Dr. Creech said he felt that kind of politics was misguided. “I was saddened at the response to Guy’s appointment,” he said. “I’m a Republican. And I certainly agree that Jim Gardner, the former chairman, was stupendous – nobody better. I also have many disagreements with the Governor, and ethically question many of his actions. I further commend my fellow Republicans for their commitment to high standards. What I don’t agree with, however, is the suggestion that if a man makes a grievous error in life, he shouldn’t ever serve in high office.”
Creech went on to add, “I strongly believe in redemption. People can change. They can learn from their failures. In fact, our failures can have a way of waking us up, getting us on the right track, and remaking us into better persons than we would have been if we had never failed. Don’t misunderstand me. I don’t think we ought to hand over the keys without a verification of change. Still, when a man has acknowledged with remorse his wrong as Guy has – having told the Raleigh N&O in 2009 when first appointed to the Commission he was “ashamed” of it. And then over a course of time, he proves himself, living an exemplary life; I believe it’s wrong for us to call unclean what God has called clean. Redemption is about God reclaiming life for service to Him and our fellowman. I believe this with all of my heart. I tell you, this is a large part of the hope of the Gospel message.”
After being sworn-in as chairman, Guy gave a short speech, which consisted mostly his expressions of appreciation for the opportunity given him to serve.

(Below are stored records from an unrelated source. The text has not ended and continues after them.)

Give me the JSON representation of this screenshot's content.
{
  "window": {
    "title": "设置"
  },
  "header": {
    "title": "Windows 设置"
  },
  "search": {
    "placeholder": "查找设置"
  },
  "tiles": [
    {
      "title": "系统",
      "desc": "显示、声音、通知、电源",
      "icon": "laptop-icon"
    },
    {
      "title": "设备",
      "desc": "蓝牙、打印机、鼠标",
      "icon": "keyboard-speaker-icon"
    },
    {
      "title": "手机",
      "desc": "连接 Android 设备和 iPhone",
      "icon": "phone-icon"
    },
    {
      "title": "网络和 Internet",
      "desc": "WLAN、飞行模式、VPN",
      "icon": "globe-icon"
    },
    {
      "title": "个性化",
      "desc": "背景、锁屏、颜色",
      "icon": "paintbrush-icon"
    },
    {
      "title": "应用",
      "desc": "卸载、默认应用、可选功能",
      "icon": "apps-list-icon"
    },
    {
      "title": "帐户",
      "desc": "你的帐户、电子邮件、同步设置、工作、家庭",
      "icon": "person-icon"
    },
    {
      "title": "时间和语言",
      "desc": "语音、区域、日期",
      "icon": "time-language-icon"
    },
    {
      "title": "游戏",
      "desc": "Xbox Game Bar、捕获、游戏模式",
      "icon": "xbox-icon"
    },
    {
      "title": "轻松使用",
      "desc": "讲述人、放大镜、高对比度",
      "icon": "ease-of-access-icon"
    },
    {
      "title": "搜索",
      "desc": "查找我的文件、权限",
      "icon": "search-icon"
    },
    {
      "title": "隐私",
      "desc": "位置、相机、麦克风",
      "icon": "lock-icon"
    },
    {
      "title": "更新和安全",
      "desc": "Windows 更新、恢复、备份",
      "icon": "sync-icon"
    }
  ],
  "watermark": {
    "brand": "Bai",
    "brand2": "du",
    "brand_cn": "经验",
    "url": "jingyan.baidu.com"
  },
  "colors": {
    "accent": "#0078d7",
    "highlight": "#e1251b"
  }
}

He said he was raised in a family where his parents had urged him to “give back to the community.” Guy’s father A.D. Guy was a former state senator.
Guy said he wished that his father, who was deceased, could have been present for the ceremony. But he hoped that he might have been watching from heaven.
Chairman Guy concluded his remarks with a poem titled The Human Touch. He said its words essentially encapsulated the kind of public service he wanted to render.
It’s the human touch in this world that counts,
a touch of your hand in mine.
It means more to a fainting heart,
than bread, shelter, and wine
For shelter is gone and the night is ore,
And bread lasts only a day.
But the touch of your hand and the
sound of your voice,
will live in my life always.
Guy shared in an interview with WWAY News some of his goals as ABC chair. “I want to be sure that, number one, I’m concerned about underage drinking,” he said. “I’m concerned that people drink responsibly. That they don’t drink and drive. And I think it’s all about education…we’ve got to continue to educate the folks.”
Dr. Creech urged Christian Action League supporters to pray for Guy and the other ABC Commissioners.
He added that he was also very concerned “there are forces in our state that want to undermine our state’s ABC system. But even though that system has some problems, its controls and regulations on alcohol marketing, the checks it provides on the alcohol industry, are essential to protecting the public’s health from the scourge of alcohol use and abuse.”